WORK ITEM: Every line of the entries that holds the word "color" is to be copied.

DATA LISTING:
•••••

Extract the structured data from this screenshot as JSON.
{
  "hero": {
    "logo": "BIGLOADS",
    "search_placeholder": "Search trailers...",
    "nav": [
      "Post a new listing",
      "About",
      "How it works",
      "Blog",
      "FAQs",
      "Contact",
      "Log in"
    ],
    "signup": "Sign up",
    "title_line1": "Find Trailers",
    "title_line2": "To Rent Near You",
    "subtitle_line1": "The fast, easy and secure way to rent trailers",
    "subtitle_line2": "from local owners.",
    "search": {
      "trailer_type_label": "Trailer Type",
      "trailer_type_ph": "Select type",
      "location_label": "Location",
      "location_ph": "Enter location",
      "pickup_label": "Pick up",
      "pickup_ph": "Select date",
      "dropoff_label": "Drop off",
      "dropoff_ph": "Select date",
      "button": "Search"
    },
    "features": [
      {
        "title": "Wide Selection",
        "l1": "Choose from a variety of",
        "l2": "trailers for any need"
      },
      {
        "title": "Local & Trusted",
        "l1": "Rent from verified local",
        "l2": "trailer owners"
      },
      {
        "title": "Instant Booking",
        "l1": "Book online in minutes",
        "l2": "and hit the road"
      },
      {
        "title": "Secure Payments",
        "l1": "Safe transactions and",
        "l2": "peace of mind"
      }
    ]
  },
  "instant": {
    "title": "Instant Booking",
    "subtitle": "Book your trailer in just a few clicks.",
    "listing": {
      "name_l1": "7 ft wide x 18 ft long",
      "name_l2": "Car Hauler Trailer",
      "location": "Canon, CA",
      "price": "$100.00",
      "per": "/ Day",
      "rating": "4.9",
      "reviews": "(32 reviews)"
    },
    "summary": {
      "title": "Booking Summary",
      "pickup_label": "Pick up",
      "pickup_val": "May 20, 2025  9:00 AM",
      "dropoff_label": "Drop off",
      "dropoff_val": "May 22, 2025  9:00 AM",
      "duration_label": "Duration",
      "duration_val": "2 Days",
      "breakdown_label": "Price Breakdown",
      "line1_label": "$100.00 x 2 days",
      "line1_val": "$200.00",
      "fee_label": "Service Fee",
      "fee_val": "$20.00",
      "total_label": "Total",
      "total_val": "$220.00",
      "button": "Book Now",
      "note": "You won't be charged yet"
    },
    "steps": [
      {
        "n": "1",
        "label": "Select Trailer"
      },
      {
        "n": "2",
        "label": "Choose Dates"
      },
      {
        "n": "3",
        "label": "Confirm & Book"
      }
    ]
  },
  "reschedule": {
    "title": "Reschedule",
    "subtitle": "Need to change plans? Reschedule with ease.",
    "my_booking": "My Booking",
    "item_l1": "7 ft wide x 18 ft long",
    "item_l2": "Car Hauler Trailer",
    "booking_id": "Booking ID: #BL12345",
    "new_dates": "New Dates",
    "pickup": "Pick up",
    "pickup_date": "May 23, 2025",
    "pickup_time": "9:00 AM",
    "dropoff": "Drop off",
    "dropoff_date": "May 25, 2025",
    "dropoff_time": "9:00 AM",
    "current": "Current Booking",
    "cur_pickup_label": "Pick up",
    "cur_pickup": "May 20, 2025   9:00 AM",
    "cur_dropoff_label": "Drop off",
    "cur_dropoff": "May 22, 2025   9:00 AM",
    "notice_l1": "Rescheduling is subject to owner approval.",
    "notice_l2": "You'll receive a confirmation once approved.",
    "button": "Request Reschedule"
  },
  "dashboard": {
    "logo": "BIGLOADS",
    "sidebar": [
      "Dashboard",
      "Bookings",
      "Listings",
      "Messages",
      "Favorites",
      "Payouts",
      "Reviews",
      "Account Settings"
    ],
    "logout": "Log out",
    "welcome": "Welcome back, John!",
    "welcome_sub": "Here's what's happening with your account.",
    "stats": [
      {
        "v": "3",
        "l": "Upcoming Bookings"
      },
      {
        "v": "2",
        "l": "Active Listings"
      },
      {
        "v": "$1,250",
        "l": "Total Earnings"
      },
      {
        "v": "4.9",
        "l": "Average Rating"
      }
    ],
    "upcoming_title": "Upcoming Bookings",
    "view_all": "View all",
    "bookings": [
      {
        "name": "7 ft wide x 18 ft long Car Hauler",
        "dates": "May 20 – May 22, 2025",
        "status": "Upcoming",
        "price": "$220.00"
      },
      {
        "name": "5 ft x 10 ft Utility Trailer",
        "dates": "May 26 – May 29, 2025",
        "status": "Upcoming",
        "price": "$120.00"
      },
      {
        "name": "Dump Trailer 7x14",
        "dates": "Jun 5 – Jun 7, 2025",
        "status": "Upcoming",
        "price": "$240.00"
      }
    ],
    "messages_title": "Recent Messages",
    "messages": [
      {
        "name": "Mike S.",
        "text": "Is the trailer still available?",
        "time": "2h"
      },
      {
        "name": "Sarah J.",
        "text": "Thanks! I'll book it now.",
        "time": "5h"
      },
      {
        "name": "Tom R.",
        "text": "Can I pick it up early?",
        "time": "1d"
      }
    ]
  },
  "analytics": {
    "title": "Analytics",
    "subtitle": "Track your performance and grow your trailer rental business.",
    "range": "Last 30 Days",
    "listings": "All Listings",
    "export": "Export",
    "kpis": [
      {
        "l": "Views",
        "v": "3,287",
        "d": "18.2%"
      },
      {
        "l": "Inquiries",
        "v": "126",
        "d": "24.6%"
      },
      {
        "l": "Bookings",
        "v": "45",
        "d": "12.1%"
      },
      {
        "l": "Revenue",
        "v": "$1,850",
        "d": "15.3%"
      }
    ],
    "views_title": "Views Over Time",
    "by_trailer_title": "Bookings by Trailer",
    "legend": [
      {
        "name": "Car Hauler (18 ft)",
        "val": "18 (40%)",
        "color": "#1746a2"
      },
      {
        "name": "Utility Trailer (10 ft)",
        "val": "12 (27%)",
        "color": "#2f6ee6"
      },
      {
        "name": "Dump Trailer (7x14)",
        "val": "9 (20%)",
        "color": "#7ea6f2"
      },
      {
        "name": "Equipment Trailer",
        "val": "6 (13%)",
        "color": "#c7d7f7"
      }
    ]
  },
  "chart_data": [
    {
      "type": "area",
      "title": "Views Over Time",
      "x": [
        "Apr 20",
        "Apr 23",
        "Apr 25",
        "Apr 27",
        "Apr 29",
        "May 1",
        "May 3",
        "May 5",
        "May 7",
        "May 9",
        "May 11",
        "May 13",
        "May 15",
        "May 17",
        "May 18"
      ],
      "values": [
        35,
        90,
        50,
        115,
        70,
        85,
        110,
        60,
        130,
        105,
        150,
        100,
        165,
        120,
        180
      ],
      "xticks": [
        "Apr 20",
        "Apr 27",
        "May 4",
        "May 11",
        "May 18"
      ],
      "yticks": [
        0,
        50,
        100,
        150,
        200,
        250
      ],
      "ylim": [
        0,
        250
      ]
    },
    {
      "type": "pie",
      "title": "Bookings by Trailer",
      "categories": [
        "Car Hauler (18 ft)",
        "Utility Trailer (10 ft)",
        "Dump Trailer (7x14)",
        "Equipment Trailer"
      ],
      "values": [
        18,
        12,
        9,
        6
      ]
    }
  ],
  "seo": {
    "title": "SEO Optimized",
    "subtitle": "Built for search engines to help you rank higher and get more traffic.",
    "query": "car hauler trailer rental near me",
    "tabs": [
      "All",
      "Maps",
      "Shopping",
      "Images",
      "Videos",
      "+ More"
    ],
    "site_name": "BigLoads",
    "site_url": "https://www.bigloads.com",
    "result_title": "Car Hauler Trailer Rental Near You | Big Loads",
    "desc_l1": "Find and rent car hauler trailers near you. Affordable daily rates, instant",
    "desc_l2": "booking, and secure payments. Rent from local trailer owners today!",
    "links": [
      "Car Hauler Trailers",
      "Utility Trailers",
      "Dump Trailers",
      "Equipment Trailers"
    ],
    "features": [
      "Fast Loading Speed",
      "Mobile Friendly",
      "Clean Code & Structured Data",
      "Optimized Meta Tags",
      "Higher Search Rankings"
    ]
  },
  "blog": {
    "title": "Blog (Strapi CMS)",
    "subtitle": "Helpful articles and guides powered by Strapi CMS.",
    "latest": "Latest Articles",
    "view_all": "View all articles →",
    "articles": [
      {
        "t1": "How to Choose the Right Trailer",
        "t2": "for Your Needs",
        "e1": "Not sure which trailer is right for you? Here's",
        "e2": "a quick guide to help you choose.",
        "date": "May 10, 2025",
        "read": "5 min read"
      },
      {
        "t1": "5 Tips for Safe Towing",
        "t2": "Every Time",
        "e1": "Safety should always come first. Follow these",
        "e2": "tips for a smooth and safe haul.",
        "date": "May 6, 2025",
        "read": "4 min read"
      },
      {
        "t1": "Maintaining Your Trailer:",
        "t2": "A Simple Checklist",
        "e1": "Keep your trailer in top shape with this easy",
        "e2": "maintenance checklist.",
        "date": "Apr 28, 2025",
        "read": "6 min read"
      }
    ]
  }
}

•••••

OUTPUT FOR THIS TASK:
        "color": "#1746a2"
        "color": "#2f6ee6"
        "color": "#7ea6f2"
        "color": "#c7d7f7"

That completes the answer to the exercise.